▶ Required work
Scan the listing below for "icon", then report every line that has it.

[Data section — start]

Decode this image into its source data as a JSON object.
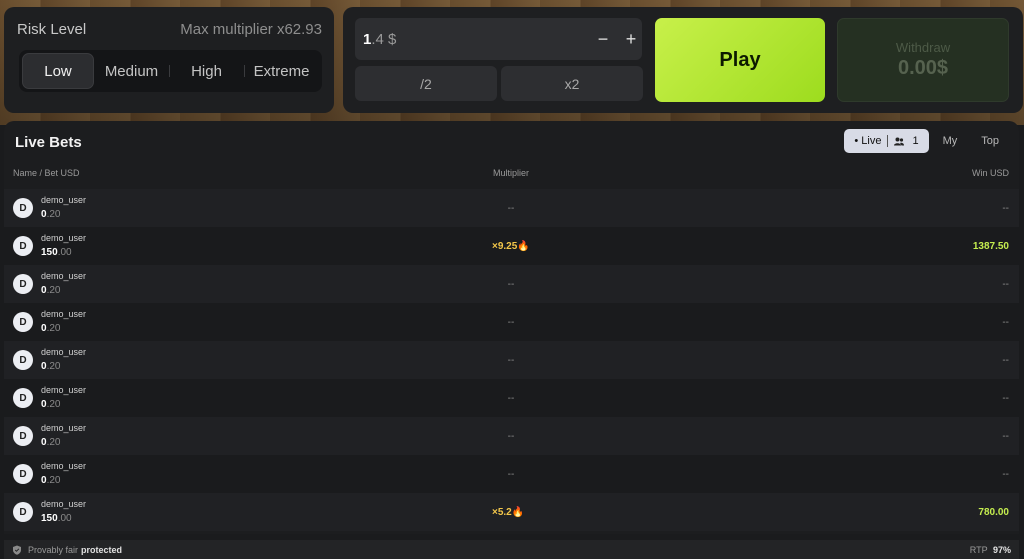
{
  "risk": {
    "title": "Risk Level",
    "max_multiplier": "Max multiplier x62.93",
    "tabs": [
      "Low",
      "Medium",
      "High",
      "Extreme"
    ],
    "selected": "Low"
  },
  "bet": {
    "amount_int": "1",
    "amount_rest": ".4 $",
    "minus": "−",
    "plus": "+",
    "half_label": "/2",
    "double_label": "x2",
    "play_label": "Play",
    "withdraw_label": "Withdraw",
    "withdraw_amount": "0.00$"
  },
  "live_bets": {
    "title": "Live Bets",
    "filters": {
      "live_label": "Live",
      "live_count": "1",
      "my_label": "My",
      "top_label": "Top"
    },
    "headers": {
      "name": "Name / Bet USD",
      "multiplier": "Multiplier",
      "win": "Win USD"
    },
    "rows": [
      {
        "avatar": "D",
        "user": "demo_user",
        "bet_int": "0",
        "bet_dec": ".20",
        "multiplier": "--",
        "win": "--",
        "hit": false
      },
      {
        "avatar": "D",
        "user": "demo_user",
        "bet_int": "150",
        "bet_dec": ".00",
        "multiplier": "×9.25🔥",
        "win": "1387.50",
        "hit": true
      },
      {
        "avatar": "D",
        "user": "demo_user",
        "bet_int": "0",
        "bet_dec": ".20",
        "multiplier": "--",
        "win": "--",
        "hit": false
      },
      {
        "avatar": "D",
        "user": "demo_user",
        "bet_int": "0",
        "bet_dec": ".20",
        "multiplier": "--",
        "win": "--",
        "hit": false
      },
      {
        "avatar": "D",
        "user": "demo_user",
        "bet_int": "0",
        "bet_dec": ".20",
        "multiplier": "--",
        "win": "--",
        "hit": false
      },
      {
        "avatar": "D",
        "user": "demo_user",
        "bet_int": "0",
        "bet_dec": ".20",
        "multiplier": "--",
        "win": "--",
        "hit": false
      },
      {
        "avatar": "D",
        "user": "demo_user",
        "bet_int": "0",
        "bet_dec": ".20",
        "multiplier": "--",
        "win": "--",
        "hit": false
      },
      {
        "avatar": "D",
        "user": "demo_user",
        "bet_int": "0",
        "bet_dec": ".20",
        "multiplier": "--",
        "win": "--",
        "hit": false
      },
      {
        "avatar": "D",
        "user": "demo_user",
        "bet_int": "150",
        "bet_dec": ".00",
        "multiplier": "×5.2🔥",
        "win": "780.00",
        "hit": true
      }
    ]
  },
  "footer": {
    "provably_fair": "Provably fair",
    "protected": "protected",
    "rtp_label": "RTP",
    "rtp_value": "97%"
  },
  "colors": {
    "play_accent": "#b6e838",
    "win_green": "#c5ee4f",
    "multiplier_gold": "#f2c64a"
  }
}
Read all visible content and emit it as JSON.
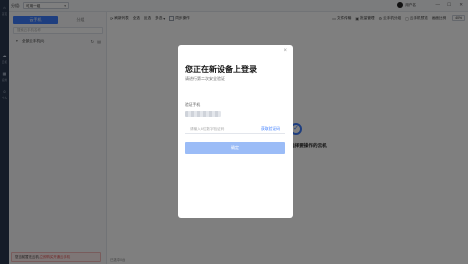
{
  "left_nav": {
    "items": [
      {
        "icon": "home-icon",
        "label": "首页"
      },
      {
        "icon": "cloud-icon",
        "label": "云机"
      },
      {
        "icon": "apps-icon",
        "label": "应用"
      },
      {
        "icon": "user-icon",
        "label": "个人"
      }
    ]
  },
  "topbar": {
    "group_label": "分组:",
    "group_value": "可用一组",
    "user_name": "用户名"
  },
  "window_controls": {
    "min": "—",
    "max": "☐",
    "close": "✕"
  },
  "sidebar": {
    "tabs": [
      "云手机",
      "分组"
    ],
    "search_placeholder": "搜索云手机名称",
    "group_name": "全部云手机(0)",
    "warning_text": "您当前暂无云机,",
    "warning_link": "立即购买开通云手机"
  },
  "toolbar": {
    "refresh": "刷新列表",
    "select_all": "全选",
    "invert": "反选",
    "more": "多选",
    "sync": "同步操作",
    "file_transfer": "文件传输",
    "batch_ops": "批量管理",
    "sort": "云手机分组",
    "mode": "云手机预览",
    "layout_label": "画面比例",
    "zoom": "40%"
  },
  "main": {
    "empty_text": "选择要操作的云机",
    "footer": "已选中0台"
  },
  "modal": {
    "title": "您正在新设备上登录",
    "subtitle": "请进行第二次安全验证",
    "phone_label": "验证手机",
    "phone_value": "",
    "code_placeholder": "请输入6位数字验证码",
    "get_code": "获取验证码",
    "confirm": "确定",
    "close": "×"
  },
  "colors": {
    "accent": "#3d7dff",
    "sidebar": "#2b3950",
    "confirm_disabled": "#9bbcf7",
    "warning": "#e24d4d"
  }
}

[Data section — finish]

▶ Your solution
        "icon": "home-icon",
        "icon": "cloud-icon",
        "icon": "apps-icon",
        "icon": "user-icon",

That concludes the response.